This episode features an interview with John Broderick, Operating Partner at Argosy Private Equity. In addition to operating partner, John has served as a business unit manager, a general manager, and a VP of operations. And now he supports growth initiatives as part of Argosy’s private equity team.
As an engineer (unusual in the private equity world), John cut his teeth as an operator for small divisions of large billion-dollar companies. After being exposed to world-class business execution, he made a pivot into private equity bringing a “been there, done that” skill set. He’s excelled in private equity for 15 years, making for an almost 50/50 career split.
Some key takeaways from our conversation:
About Argosy Private Equity
- Argosy Private Equity invests in the lower middle market with a diverse portfolio of companies in industrial manufacturing, municipal services, aviation, and franchising.
- John has been involved with Argosy as an Operating Partner for five years.
Value Creation Methodology
- Argosy leadership developed a proprietary value creation toolbox modeled after best-in-class companies, such as Sandvik, Siemens and Danaher that they offer to their portfolio.
- John is a practitioner and a zealot, of best practices. When he came to Argosy, he brought a set of tools which they call the Value Creation Methodology.
- Argosy has deployed those 40 tools across its portfolio with good success.
- Chief Outsiders was instrumental in building out Argosy’s marketing playbook with best practices. That’s how they go to market and how the operating partners work with the portfolio group.
Engaged from LOI
- The operating partners get involved post LOI (letter of intent). That helps with integration and creates a much easier transition post close.
- They work with the deal team, and in most cases, cooperatively manage diligence streams.
- Earlier involvement helps to build relationships, understand the levers of the business, and avoid delays post close.
- A strong, three-way relationship is formed between the operating partner, the deal team, and the leadership and management of the company.
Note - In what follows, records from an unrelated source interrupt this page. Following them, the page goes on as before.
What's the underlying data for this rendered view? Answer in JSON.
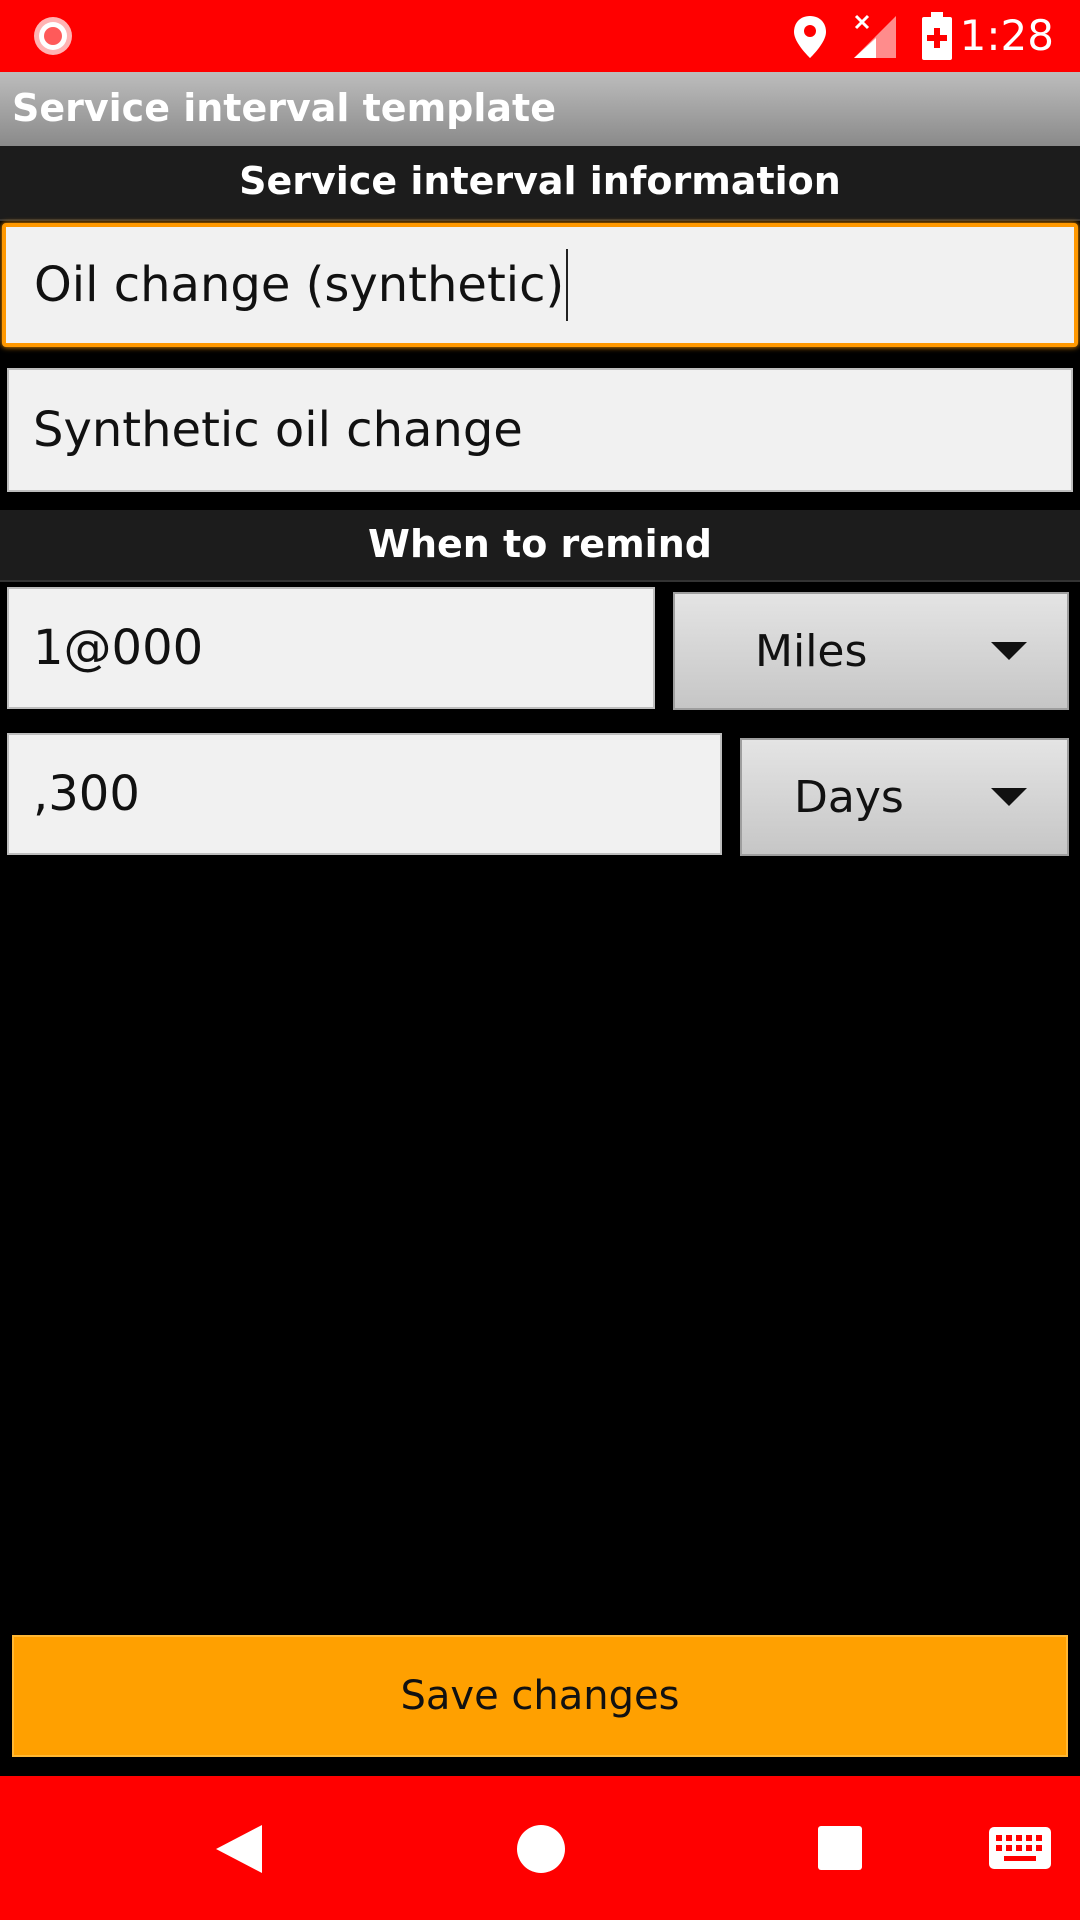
{
  "status_bar": {
    "time": "1:28",
    "icons": [
      "record-icon",
      "location-icon",
      "signal-icon",
      "battery-charging-icon"
    ],
    "background_color": "#ff0000"
  },
  "title_bar": {
    "title": "Service interval template"
  },
  "info_section": {
    "header": "Service interval information",
    "name_value": "Oil change (synthetic)",
    "description_value": "Synthetic oil change"
  },
  "remind_section": {
    "header": "When to remind",
    "distance_value": "1@000",
    "distance_unit": "Miles",
    "time_value": ",300",
    "time_unit": "Days"
  },
  "save_button": {
    "label": "Save changes",
    "color": "#ffa000"
  },
  "nav_bar": {
    "icons": [
      "back-icon",
      "home-icon",
      "recents-icon",
      "keyboard-icon"
    ],
    "background_color": "#ff0000"
  }
}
- Post close, they run a 100-day plan and start working with strategic planning to carve out the roadmap for the company.
Getting Stronger During the Pandemic
- Last year, all of Argosy’s portfolio companies had to innovate quickly.
- Argosy knew in mid-March of 2020 that the business world was going to change and applied a seven-step process with its portfolio groups to adapt.
- They did a lot of best practice sharing and hosted webinars for PPV and PPP loans and remote workforce engagement and conducted a variety of sharing and learning forums.
- By October of last year, Argosy’s portfolio revenue, year over year, exceeded 2019’s.
- Argosy was able to come through the pandemic stronger in its portfolio companies because they innovated.
- Many companies developed a built-in resiliency like, “Hey, we got through 2020, we can get through anything.”
- Engaging customers is completely different now. Buying behaviors are not going back to what they were pre-pandemic.
- The work that Argosy did with Chief Outsiders in 2019 on developing a playbook for marketing was very much exercised across its portfolio last year.
- A heavy push in marketing acted as a springboard for continuous investment and a commitment and an appreciation for the power of great marketing.
- Argosy’s value creation toolbox is broken up into three categories or pillars, human capital and professionalization, strategy and growth, and lean enterprise focused on the entire organization.
- Phase one is getting the right team in place, the right talent, then working on culture.
- Phase two is to capitalize on that talent and culture and build a great execution or operations foundation for the business.
- The last piece is to lean into marketing and sales without hesitation and without risk.
- Every investment is different, which modifies Argosy’s approach and strategy.
- Argosy and a dozen of its portfolio companies use the seven-step Hoshin Kanri process as a centerpiece of voice of customer strategic planning and building a world-class execution model.
- Marketers know more than anyone how important it is to be nimble
Using Outside Resources
- Argosy employs third-party resources as an arm of their value creation playbook.
- They have developed intimate relationships based on trust and collaboration with a variety of third-party groups.
- As a small operating partner group, Argosy often relies on outside resources for bandwidth and expertise that an individual or operating partner lack.
- They introduce third-party groups to the portfolio company that’s in need, whether it’s a strength to capitalize on or a weakness to mitigate.
- A real, collaborative, trustworthy relationship, like the one Argosy has built with Chief Outsiders is a model for its other third-party groups.